Nothing but a number is needed: the count of lines below that include "Феськів".
=== Section Start ===
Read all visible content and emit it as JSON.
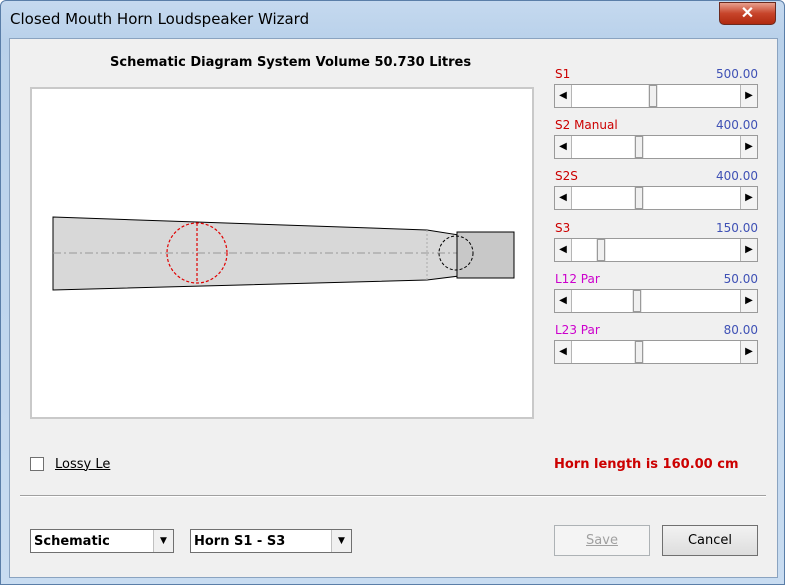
{
  "window": {
    "title": "Closed Mouth Horn Loudspeaker Wizard",
    "close_glyph": "✕"
  },
  "diagram": {
    "title": "Schematic Diagram   System Volume 50.730 Litres"
  },
  "params": [
    {
      "label": "S1",
      "value": "500.00",
      "label_color": "#cc0000",
      "level": 0.5
    },
    {
      "label": "S2  Manual",
      "value": "400.00",
      "label_color": "#cc0000",
      "level": 0.4
    },
    {
      "label": "S2S",
      "value": "400.00",
      "label_color": "#cc0000",
      "level": 0.4
    },
    {
      "label": "S3",
      "value": "150.00",
      "label_color": "#cc0000",
      "level": 0.15
    },
    {
      "label": "L12  Par",
      "value": "50.00",
      "label_color": "#cc00cc",
      "level": 0.4
    },
    {
      "label": "L23  Par",
      "value": "80.00",
      "label_color": "#cc00cc",
      "level": 0.4
    }
  ],
  "arrows": {
    "left": "◀",
    "right": "▶",
    "down": "▼"
  },
  "options": {
    "lossy_label": "Lossy Le",
    "lossy_checked": false
  },
  "status": {
    "horn_length": "Horn length is 160.00 cm"
  },
  "view_select": {
    "value": "Schematic"
  },
  "horn_select": {
    "value": "Horn S1 - S3"
  },
  "buttons": {
    "save": "Save",
    "cancel": "Cancel"
  },
  "colors": {
    "value_text": "#3f51b5",
    "status": "#cc0000"
  }
}
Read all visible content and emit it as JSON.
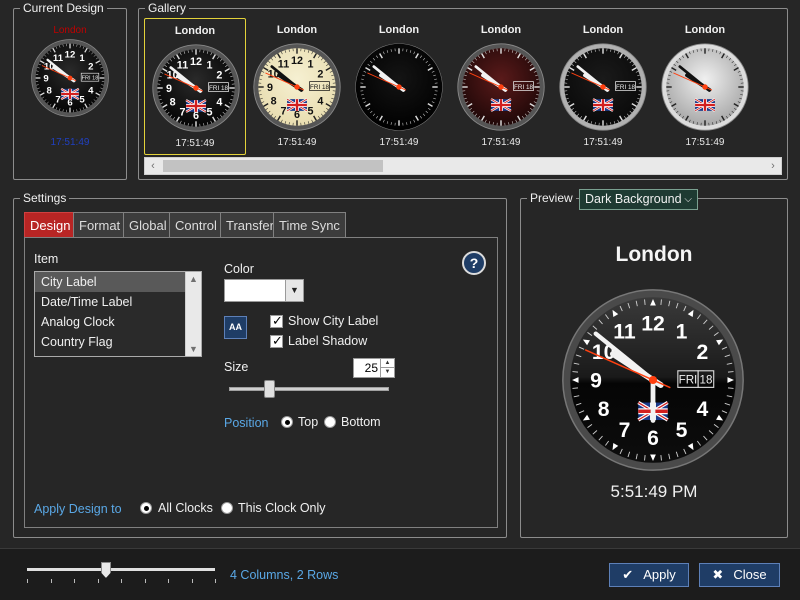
{
  "current_design": {
    "title": "Current Design",
    "city": "London",
    "time": "17:51:49",
    "date_day": "FRI",
    "date_num": "18"
  },
  "gallery": {
    "title": "Gallery",
    "items": [
      {
        "city": "London",
        "time": "17:51:49"
      },
      {
        "city": "London",
        "time": "17:51:49"
      },
      {
        "city": "London",
        "time": "17:51:49"
      },
      {
        "city": "London",
        "time": "17:51:49"
      },
      {
        "city": "London",
        "time": "17:51:49"
      },
      {
        "city": "London",
        "time": "17:51:49"
      }
    ],
    "date_day": "FRI",
    "date_num": "18"
  },
  "settings": {
    "title": "Settings",
    "tabs": [
      "Design",
      "Format",
      "Global",
      "Control",
      "Transfer",
      "Time Sync"
    ],
    "item_label": "Item",
    "items": [
      "City Label",
      "Date/Time Label",
      "Analog Clock",
      "Country Flag"
    ],
    "color_label": "Color",
    "show_city_label": "Show City Label",
    "label_shadow": "Label Shadow",
    "size_label": "Size",
    "size_value": "25",
    "size_slider_fraction": 0.25,
    "position_label": "Position",
    "position_top": "Top",
    "position_bottom": "Bottom",
    "apply_design_label": "Apply Design to",
    "apply_all": "All Clocks",
    "apply_this": "This Clock Only",
    "help": "?",
    "font_button": "AA"
  },
  "preview": {
    "title": "Preview",
    "background_option": "Dark Background",
    "city": "London",
    "time": "5:51:49 PM",
    "date_day": "FRI",
    "date_num": "18",
    "numbers": [
      "12",
      "1",
      "2",
      "",
      "4",
      "5",
      "6",
      "7",
      "8",
      "9",
      "10",
      "11"
    ]
  },
  "footer": {
    "layout_label": "4 Columns, 2 Rows",
    "apply": "Apply",
    "close": "Close",
    "layout_slider_fraction": 0.42
  },
  "colors": {
    "tab_active": "#b82524",
    "accent_blue": "#5aa8e6",
    "button_bg": "#1f3d66",
    "selected_border": "#e3d23a",
    "second_hand": "#ff4010"
  }
}
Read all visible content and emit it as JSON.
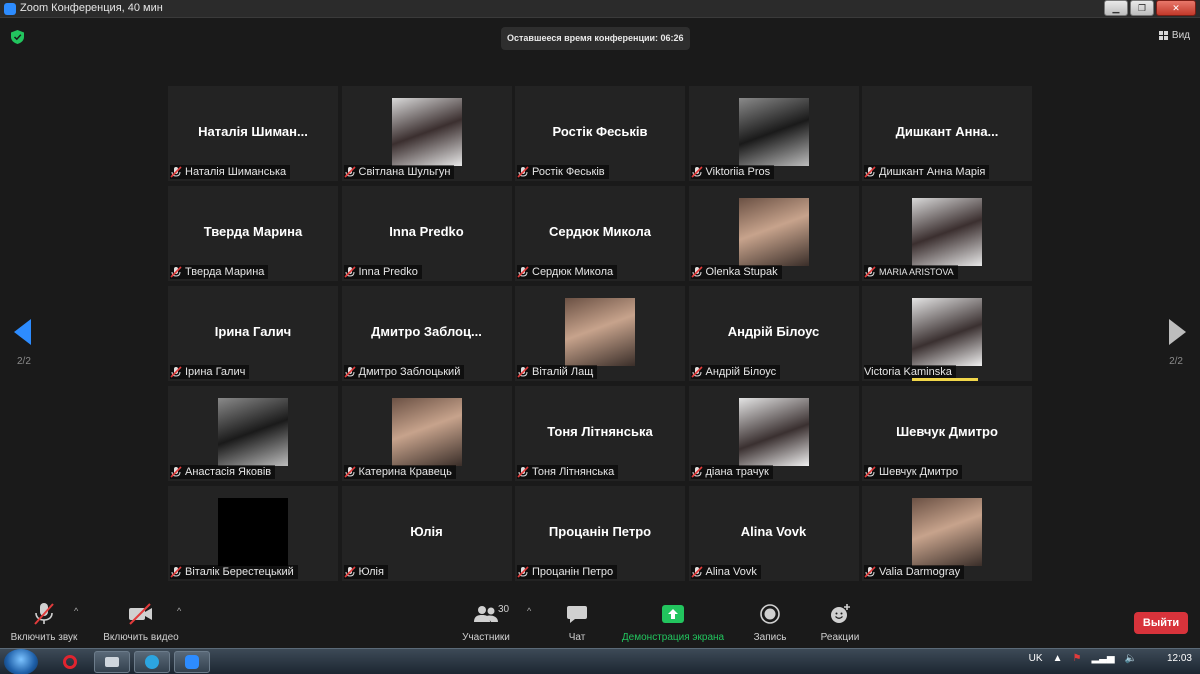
{
  "window": {
    "title": "Zoom Конференция, 40 мин"
  },
  "meeting": {
    "timer_text": "Оставшееся время конференции: 06:26",
    "view_label": "Вид",
    "page_left": "2/2",
    "page_right": "2/2"
  },
  "tiles": [
    {
      "big": "Наталія  Шиман...",
      "name": "Наталія Шиманська",
      "photo": false
    },
    {
      "big": "",
      "name": "Світлана Шульгун",
      "photo": true,
      "photo_icon": "portrait-photo-icon"
    },
    {
      "big": "Ростік Феськів",
      "name": "Ростік Феськів",
      "photo": false
    },
    {
      "big": "",
      "name": "Viktoriia Pros",
      "photo": true,
      "photo_icon": "portrait-photo-icon"
    },
    {
      "big": "Дишкант  Анна...",
      "name": "Дишкант Анна Марія",
      "photo": false
    },
    {
      "big": "Тверда Марина",
      "name": "Тверда Марина",
      "photo": false
    },
    {
      "big": "Inna Predko",
      "name": "Inna Predko",
      "photo": false
    },
    {
      "big": "Сердюк Микола",
      "name": "Сердюк Микола",
      "photo": false
    },
    {
      "big": "",
      "name": "Olenka Stupak",
      "photo": true,
      "photo_icon": "portrait-photo-icon"
    },
    {
      "big": "",
      "name": "MARIA ARISTOVA",
      "photo": true,
      "photo_icon": "portrait-photo-icon"
    },
    {
      "big": "Ірина Галич",
      "name": "Ірина Галич",
      "photo": false
    },
    {
      "big": "Дмитро  Заблоц...",
      "name": "Дмитро Заблоцький",
      "photo": false
    },
    {
      "big": "",
      "name": "Віталій Лащ",
      "photo": true,
      "photo_icon": "portrait-photo-icon"
    },
    {
      "big": "Андрій Білоус",
      "name": "Андрій Білоус",
      "photo": false
    },
    {
      "big": "",
      "name": "Victoria Kaminska",
      "photo": true,
      "photo_icon": "portrait-photo-icon",
      "speaking": true
    },
    {
      "big": "",
      "name": "Анастасія Яковів",
      "photo": true,
      "photo_icon": "portrait-photo-icon"
    },
    {
      "big": "",
      "name": "Катерина Кравець",
      "photo": true,
      "photo_icon": "portrait-photo-icon"
    },
    {
      "big": "Тоня Літнянська",
      "name": "Тоня Літнянська",
      "photo": false
    },
    {
      "big": "",
      "name": "діана трачук",
      "photo": true,
      "photo_icon": "portrait-photo-icon"
    },
    {
      "big": "Шевчук Дмитро",
      "name": "Шевчук Дмитро",
      "photo": false
    },
    {
      "big": "",
      "name": "Віталік Берестецький",
      "photo": true,
      "photo_icon": "black-avatar-icon"
    },
    {
      "big": "Юлія",
      "name": "Юлія",
      "photo": false
    },
    {
      "big": "Процанін Петро",
      "name": "Процанін Петро",
      "photo": false
    },
    {
      "big": "Alina Vovk",
      "name": "Alina Vovk",
      "photo": false
    },
    {
      "big": "",
      "name": "Valia Darmogray",
      "photo": true,
      "photo_icon": "portrait-photo-icon"
    }
  ],
  "toolbar": {
    "audio_label": "Включить звук",
    "video_label": "Включить видео",
    "participants_label": "Участники",
    "participants_count": "30",
    "chat_label": "Чат",
    "share_label": "Демонстрация экрана",
    "record_label": "Запись",
    "reactions_label": "Реакции",
    "leave_label": "Выйти"
  },
  "taskbar": {
    "language": "UK",
    "clock": "12:03"
  },
  "colors": {
    "accent_green": "#22c55e",
    "leave_red": "#d8333b",
    "speaking_yellow": "#f1d64a",
    "tile_bg": "#232323"
  }
}
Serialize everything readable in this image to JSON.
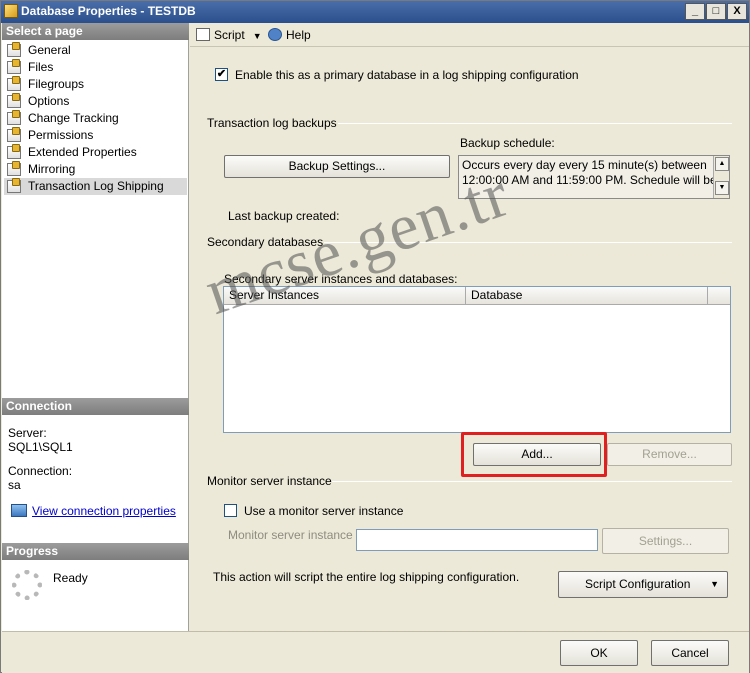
{
  "window": {
    "title": "Database Properties - TESTDB",
    "controls": {
      "minimize": "_",
      "maximize": "□",
      "close": "X"
    }
  },
  "left": {
    "select_page_header": "Select a page",
    "pages": [
      "General",
      "Files",
      "Filegroups",
      "Options",
      "Change Tracking",
      "Permissions",
      "Extended Properties",
      "Mirroring",
      "Transaction Log Shipping"
    ],
    "selected_page": "Transaction Log Shipping",
    "connection_header": "Connection",
    "server_label": "Server:",
    "server_value": "SQL1\\SQL1",
    "connection_label": "Connection:",
    "connection_value": "sa",
    "view_connection_link": "View connection properties",
    "progress_header": "Progress",
    "progress_status": "Ready"
  },
  "toolbar": {
    "script_label": "Script",
    "help_label": "Help"
  },
  "content": {
    "enable_primary_label": "Enable this as a primary database in a log shipping configuration",
    "enable_primary_checked": true,
    "tlog_backups_title": "Transaction log backups",
    "backup_settings_button": "Backup Settings...",
    "backup_schedule_label": "Backup schedule:",
    "backup_schedule_line1": "Occurs every day every 15 minute(s) between",
    "backup_schedule_line2": "12:00:00 AM and 11:59:00 PM. Schedule will be",
    "last_backup_label": "Last backup created:",
    "secondary_db_title": "Secondary databases",
    "secondary_instances_label": "Secondary server instances and databases:",
    "grid_columns": [
      "Server Instances",
      "Database"
    ],
    "add_button": "Add...",
    "remove_button": "Remove...",
    "monitor_title": "Monitor server instance",
    "use_monitor_label": "Use a monitor server instance",
    "use_monitor_checked": false,
    "monitor_instance_label": "Monitor server instance",
    "monitor_instance_value": "",
    "settings_button": "Settings...",
    "script_note": "This action will script the entire log shipping configuration.",
    "script_config_button": "Script Configuration"
  },
  "footer": {
    "ok_button": "OK",
    "cancel_button": "Cancel"
  },
  "watermark": "mcse.gen.tr",
  "colors": {
    "title_bar": "#2b4f8c",
    "highlight_box": "#e02020",
    "link": "#0000cc"
  }
}
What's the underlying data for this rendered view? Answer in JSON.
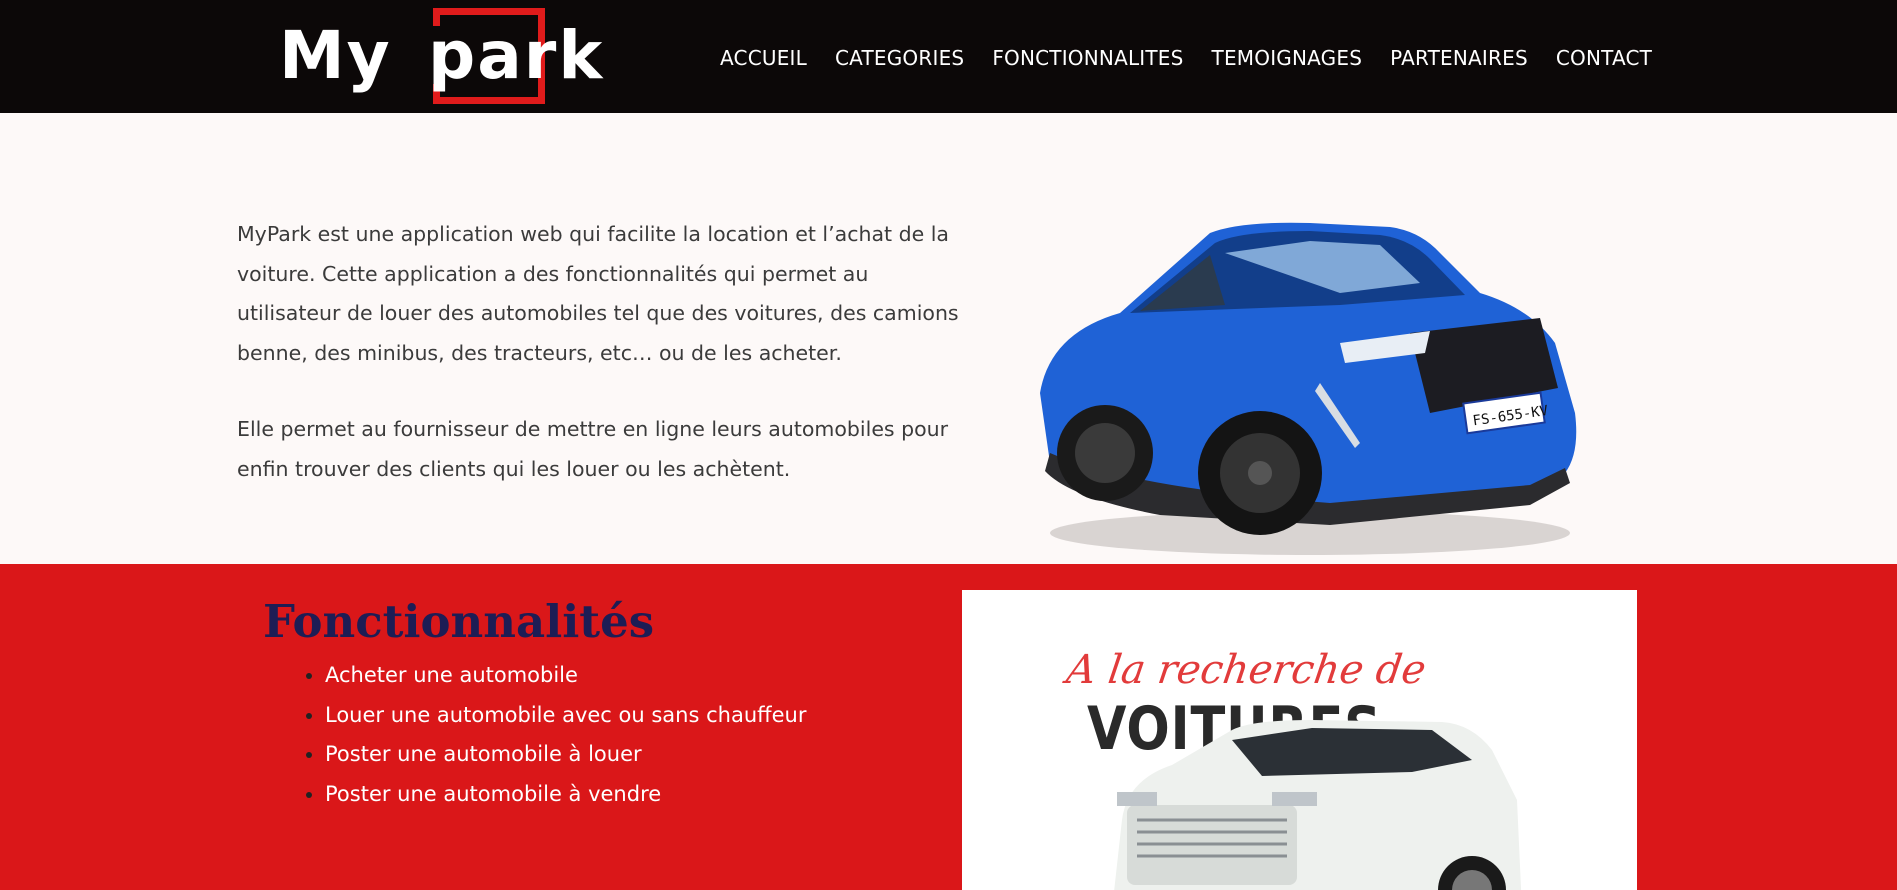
{
  "header": {
    "logo_my": "My",
    "logo_park": "park",
    "nav": [
      "ACCUEIL",
      "CATEGORIES",
      "FONCTIONNALITES",
      "TEMOIGNAGES",
      "PARTENAIRES",
      "CONTACT"
    ]
  },
  "intro": {
    "paragraph1": "MyPark est une application web qui facilite la location et l’achat de la voiture. Cette application a des fonctionnalités qui permet au utilisateur de louer des automobiles tel que des voitures, des camions benne, des minibus, des tracteurs, etc… ou de les acheter.",
    "paragraph2": "Elle permet au fournisseur de mettre en ligne leurs automobiles pour enfin trouver des clients qui les louer ou les achètent.",
    "car_plate": "FS-655-KV"
  },
  "features": {
    "title": "Fonctionnalités",
    "items": [
      "Acheter une automobile",
      "Louer une automobile avec ou sans chauffeur",
      "Poster une automobile à louer",
      "Poster une automobile à vendre"
    ]
  },
  "promo": {
    "script": "A la recherche de",
    "big": "VOITURES"
  },
  "colors": {
    "header_bg": "#0c0808",
    "accent_red": "#da1719",
    "title_navy": "#1d1d55",
    "car_blue": "#1f62d6"
  }
}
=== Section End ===
# Solved problem
2